EXERCISE:
Scan the entries below for the word "Pageheader", then copy each line that holds it.

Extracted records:
--
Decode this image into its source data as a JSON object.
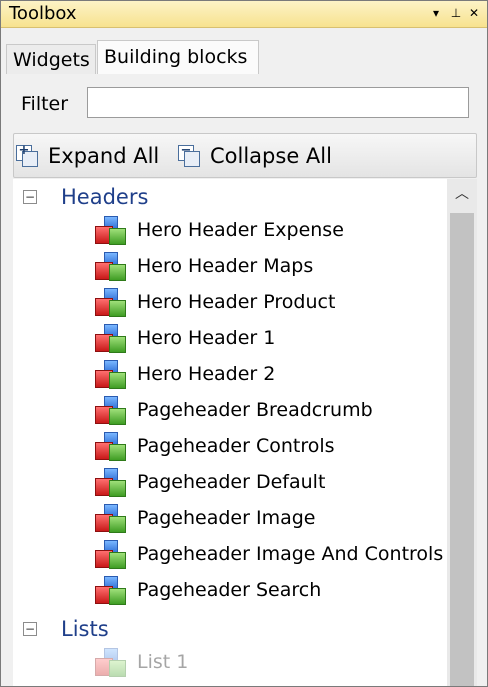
{
  "window": {
    "title": "Toolbox",
    "buttons": {
      "dropdown": "▾",
      "pin": "⊥",
      "close": "✕"
    }
  },
  "tabs": [
    {
      "label": "Widgets",
      "active": false
    },
    {
      "label": "Building blocks",
      "active": true
    }
  ],
  "filter": {
    "label": "Filter",
    "value": "",
    "placeholder": ""
  },
  "toolbar": {
    "expand_all": "Expand All",
    "collapse_all": "Collapse All"
  },
  "tree": {
    "groups": [
      {
        "label": "Headers",
        "expanded": true,
        "items": [
          "Hero Header Expense",
          "Hero Header Maps",
          "Hero Header Product",
          "Hero Header 1",
          "Hero Header 2",
          "Pageheader Breadcrumb",
          "Pageheader Controls",
          "Pageheader Default",
          "Pageheader Image",
          "Pageheader Image And Controls",
          "Pageheader Search"
        ]
      },
      {
        "label": "Lists",
        "expanded": true,
        "items": [
          "List 1"
        ]
      }
    ]
  },
  "icons": {
    "expand_all": "expand-all-icon",
    "collapse_all": "collapse-all-icon",
    "building_block": "building-block-icon",
    "group_expander": "collapse-minus-icon",
    "scroll_up": "chevron-up-icon"
  },
  "colors": {
    "title_bar": "#f7e28f",
    "group_label": "#1f3f8a",
    "block_red": "#c81919",
    "block_blue": "#2f6fd6",
    "block_green": "#3f9d24"
  }
}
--
TASK RESPONSE:
          "Pageheader Breadcrumb",
          "Pageheader Controls",
          "Pageheader Default",
          "Pageheader Image",
          "Pageheader Image And Controls",
          "Pageheader Search"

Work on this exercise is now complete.